The commission may not approve any long-term contract under this section that would result in an increase in electric rates in any customer class that is greater than the amount of the assessment charged under Title 35-A, section 10110, subsection 4 at the time that the contract is entered.

Any contract entered into pursuant to this section must require that the deep-water offshore wind energy pilot project or tidal energy demonstration project, as appropriate, be constructed and operating within 5 years of the date the contract is finalized, unless the commission and project developer mutually agree to a longer time period.

In purchasing electricity for state-owned buildings pursuant to Title 5, section 1766A, the State shall consider the ocean wind green power offer. In purchasing electricity for the university system, the University of Maine System shall consider the ocean wind green power offer.

Sec. A-7. Review of terms and conditions for long-term contracts for renewable ocean energy. No later than January 15, 2012, the Executive Department, Governor's Office of Energy Independence and Security shall make a recommendation to the joint standing committee of the Legislature having jurisdiction over utilities and energy matters regarding terms and conditions for long-term contracts for installed capacity and associated renewable energy and renewable energy credits produced by renewable ocean energy projects, except for those addressed in section 8. For the purposes of this section, "renewable ocean energy project" has the same meaning as in the Maine Revised Statutes, Title 12, section 1862, subsection 1, paragraph F1. In making a recommendation under this section, the office shall, at a minimum, consider the following issues:

1. Risks to ratepayers associated with fossil fuel price volatility over the next 20 years;

2. State goals for the reduction of greenhouse gas emissions established in Title 38, section 576;

3. State wind energy generation goals under Title 35-A, section 3404, subsection 2; and

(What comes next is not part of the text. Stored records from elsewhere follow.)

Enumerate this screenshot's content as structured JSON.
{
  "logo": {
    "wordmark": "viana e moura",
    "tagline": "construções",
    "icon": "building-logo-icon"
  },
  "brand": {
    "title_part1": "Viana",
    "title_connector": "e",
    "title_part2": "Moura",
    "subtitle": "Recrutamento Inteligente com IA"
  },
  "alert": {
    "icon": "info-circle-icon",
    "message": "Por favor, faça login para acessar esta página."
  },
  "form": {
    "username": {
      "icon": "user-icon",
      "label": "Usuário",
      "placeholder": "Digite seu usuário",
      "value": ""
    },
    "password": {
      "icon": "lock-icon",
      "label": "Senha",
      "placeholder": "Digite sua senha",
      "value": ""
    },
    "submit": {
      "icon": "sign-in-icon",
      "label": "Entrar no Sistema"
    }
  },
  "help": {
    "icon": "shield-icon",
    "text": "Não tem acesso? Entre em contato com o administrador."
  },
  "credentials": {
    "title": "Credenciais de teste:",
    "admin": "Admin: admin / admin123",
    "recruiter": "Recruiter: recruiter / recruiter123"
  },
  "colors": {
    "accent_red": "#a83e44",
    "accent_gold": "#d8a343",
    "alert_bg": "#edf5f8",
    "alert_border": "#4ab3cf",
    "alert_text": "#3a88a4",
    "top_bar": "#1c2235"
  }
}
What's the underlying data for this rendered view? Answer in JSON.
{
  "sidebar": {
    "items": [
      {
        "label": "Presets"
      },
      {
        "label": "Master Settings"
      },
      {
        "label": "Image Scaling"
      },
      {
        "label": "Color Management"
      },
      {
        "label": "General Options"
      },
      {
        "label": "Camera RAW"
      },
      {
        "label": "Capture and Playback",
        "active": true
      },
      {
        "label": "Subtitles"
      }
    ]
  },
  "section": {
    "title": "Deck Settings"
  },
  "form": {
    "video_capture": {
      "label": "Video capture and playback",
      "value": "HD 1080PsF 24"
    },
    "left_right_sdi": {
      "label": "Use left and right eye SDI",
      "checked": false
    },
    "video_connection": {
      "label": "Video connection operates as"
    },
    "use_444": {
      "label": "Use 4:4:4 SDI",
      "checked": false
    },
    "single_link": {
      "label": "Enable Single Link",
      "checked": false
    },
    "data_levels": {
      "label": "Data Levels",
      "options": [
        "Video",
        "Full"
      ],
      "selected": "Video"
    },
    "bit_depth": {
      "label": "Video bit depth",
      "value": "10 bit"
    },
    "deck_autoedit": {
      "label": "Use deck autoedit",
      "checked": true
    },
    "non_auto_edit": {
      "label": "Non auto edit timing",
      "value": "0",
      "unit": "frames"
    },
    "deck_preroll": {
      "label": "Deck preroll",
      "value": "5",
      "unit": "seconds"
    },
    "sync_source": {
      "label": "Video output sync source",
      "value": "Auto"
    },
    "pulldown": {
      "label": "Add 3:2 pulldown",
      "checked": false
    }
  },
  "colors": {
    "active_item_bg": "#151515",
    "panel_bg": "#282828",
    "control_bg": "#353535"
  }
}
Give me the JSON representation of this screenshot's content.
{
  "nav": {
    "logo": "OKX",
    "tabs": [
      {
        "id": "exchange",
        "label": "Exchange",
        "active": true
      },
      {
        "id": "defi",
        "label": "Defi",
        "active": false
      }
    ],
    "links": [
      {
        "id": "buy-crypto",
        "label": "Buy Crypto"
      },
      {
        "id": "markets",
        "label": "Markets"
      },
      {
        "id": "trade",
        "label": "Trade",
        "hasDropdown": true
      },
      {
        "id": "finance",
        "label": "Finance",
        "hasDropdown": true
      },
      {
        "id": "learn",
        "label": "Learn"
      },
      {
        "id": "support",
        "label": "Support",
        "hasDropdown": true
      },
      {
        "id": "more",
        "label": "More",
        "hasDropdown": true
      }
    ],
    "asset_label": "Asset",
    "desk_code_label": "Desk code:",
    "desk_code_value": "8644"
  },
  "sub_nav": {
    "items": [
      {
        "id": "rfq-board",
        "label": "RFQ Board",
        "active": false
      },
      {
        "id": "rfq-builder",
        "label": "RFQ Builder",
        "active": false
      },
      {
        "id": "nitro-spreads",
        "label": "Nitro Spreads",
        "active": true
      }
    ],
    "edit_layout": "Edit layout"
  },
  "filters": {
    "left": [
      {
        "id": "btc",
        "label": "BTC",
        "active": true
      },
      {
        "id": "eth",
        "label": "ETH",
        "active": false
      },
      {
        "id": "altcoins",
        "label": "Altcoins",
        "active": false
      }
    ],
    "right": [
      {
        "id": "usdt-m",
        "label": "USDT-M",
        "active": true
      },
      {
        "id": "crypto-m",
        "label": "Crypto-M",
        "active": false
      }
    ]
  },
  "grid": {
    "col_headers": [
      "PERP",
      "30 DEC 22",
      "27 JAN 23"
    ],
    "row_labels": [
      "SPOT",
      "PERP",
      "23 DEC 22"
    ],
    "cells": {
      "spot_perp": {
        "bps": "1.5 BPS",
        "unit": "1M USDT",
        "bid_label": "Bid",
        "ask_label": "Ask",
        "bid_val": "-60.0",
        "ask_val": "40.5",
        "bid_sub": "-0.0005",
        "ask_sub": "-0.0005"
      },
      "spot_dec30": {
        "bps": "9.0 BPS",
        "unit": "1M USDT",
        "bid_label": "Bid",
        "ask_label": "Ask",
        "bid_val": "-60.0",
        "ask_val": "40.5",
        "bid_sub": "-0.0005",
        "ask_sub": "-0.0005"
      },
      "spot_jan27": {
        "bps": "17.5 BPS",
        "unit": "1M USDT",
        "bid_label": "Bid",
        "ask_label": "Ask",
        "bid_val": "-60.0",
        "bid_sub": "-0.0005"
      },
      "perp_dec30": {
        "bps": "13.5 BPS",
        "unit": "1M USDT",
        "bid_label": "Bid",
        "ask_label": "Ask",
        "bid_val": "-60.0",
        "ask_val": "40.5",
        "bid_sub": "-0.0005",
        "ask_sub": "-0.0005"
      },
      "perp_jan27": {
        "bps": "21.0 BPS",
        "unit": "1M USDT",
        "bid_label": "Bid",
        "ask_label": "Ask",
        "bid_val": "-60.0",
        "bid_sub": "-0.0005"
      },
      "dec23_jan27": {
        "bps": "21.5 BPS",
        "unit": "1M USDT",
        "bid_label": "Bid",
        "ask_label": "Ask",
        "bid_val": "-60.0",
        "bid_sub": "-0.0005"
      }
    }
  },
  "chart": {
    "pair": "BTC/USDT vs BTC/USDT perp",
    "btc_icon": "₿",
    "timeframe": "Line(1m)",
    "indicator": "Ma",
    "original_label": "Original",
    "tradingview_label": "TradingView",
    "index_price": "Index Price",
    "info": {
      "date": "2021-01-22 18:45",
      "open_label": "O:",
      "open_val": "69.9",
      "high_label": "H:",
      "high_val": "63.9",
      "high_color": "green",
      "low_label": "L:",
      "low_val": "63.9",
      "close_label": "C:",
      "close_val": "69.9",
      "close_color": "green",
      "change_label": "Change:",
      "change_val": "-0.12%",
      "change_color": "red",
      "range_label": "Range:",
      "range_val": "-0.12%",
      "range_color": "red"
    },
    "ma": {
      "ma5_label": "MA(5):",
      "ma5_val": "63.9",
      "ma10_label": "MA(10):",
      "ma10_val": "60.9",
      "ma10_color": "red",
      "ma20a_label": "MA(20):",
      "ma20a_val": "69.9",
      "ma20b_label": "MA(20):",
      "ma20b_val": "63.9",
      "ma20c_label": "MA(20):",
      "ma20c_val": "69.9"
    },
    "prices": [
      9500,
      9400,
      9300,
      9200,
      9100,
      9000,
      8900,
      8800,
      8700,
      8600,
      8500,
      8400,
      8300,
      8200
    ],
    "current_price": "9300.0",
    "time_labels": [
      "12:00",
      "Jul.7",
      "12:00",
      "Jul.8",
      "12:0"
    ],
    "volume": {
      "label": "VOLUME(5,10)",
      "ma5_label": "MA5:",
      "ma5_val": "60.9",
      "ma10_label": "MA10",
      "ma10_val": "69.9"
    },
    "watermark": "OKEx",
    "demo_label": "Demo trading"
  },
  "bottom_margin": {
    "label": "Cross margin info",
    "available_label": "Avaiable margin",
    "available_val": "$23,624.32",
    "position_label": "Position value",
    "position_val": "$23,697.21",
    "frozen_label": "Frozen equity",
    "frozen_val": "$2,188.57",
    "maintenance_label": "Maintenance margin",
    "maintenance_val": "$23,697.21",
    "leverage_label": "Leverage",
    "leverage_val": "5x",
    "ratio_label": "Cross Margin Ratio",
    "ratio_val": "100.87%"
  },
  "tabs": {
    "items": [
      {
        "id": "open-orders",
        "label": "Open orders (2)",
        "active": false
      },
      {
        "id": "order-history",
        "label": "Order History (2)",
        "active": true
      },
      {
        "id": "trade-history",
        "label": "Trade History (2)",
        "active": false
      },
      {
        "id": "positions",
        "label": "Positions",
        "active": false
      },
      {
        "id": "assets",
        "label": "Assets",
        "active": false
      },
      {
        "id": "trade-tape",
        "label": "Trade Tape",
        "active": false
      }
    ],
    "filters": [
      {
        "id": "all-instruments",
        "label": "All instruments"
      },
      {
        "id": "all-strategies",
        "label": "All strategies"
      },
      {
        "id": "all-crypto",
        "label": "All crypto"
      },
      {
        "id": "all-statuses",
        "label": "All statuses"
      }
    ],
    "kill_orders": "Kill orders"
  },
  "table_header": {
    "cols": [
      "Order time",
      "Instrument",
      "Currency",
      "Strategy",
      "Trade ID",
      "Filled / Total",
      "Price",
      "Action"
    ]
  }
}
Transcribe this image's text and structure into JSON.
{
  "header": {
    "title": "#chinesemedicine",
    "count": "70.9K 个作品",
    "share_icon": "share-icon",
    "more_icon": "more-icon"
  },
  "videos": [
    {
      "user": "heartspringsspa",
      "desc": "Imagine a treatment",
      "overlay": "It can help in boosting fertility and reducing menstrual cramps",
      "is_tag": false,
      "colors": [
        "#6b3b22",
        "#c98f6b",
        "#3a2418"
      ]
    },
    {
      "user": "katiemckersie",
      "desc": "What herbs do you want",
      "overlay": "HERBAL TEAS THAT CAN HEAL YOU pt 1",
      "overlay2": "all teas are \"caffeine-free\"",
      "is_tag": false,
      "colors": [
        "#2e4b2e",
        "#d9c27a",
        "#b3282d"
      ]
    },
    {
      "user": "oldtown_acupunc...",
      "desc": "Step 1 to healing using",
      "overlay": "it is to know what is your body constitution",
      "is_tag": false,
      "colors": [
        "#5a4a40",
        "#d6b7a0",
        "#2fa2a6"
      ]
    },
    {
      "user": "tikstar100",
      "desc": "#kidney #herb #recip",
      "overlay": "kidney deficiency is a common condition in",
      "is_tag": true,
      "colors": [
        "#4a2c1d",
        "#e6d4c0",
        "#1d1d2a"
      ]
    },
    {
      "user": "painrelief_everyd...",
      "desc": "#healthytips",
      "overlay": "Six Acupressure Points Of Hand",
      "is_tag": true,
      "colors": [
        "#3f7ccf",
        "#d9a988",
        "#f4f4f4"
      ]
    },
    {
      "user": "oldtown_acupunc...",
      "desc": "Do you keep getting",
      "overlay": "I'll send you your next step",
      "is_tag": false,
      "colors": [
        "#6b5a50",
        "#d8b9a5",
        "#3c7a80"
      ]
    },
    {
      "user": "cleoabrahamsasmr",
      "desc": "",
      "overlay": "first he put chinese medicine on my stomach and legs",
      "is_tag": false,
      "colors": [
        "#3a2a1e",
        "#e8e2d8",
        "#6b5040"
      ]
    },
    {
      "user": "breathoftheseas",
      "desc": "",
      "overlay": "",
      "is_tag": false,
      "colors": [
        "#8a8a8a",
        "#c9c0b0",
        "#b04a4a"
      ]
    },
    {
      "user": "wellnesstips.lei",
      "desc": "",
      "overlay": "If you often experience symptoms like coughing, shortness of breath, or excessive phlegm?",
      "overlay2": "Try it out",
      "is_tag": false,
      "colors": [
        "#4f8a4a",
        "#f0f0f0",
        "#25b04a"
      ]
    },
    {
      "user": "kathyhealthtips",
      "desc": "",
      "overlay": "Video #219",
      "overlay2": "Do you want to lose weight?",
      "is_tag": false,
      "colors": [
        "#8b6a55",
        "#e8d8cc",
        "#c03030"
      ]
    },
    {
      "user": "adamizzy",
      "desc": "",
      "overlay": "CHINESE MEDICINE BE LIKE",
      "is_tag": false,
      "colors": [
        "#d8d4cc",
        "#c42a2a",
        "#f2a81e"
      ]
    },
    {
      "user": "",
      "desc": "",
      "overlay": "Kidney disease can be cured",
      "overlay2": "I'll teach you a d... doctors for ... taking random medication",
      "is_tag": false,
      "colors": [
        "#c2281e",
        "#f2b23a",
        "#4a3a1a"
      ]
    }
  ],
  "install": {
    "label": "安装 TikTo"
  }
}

4. Other potential benefits attributable to the development of offshore wind, tidal and wave energy projects, including but not limited to public health, job creation and other economic benefits and energy security.

Sec. A-8. State energy plan amendment. No later than September 15, 2010, the Executive Department, Governor's Office of Energy Independence and Security shall amend the state energy plan under Title 2, section 9 to acknowledge the need for new transmission capacity to support attainment of state offshore wind energy generation goals established in the Maine Revised Statutes, Title 35-A, section 3404, subsection 2.

Sec. A-9. Assess the need for port-side land acquisition. No later than January 15, 2011, the Maine Port Authority shall assess existing port facilities in the State and make a recommendation to the joint standing committees of the Legislature having jurisdiction over transportation matters and utilities and energy matters regarding acquisition of real estate needed to facilitate renewable ocean energy development opportunities.

Office of the Revisor of Statutes
State House, Room 108
Augusta, ME 04333